WORK TO BE COMPLETED ▸ Could you please output all of the records exactly?

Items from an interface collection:

◆ ◆ ◆ ◆ ◆

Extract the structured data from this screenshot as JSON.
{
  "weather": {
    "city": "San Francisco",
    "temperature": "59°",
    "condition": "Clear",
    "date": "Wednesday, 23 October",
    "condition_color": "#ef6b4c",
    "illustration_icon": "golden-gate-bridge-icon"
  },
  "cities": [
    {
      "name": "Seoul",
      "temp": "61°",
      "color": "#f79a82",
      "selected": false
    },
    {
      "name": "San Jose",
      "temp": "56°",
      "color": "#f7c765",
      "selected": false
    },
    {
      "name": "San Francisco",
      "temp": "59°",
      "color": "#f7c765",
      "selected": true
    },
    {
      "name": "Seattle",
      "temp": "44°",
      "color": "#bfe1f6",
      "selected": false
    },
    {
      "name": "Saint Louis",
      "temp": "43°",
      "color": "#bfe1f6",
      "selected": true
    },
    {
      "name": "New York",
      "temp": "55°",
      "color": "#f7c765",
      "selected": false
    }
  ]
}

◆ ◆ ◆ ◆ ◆

RESPONSE FOR THIS EXERCISE ▸
Extract the structured data from this screenshot as JSON.
{
  "weather": {
    "city": "San Francisco",
    "temperature": "59°",
    "condition": "Clear",
    "date": "Wednesday, 23 October",
    "condition_color": "#ef6b4c",
    "illustration_icon": "golden-gate-bridge-icon"
  },
  "cities": [
    {
      "name": "Seoul",
      "temp": "61°",
      "color": "#f79a82",
      "selected": false
    },
    {
      "name": "San Jose",
      "temp": "56°",
      "color": "#f7c765",
      "selected": false
    },
    {
      "name": "San Francisco",
      "temp": "59°",
      "color": "#f7c765",
      "selected": true
    },
    {
      "name": "Seattle",
      "temp": "44°",
      "color": "#bfe1f6",
      "selected": false
    },
    {
      "name": "Saint Louis",
      "temp": "43°",
      "color": "#bfe1f6",
      "selected": true
    },
    {
      "name": "New York",
      "temp": "55°",
      "color": "#f7c765",
      "selected": false
    }
  ]
}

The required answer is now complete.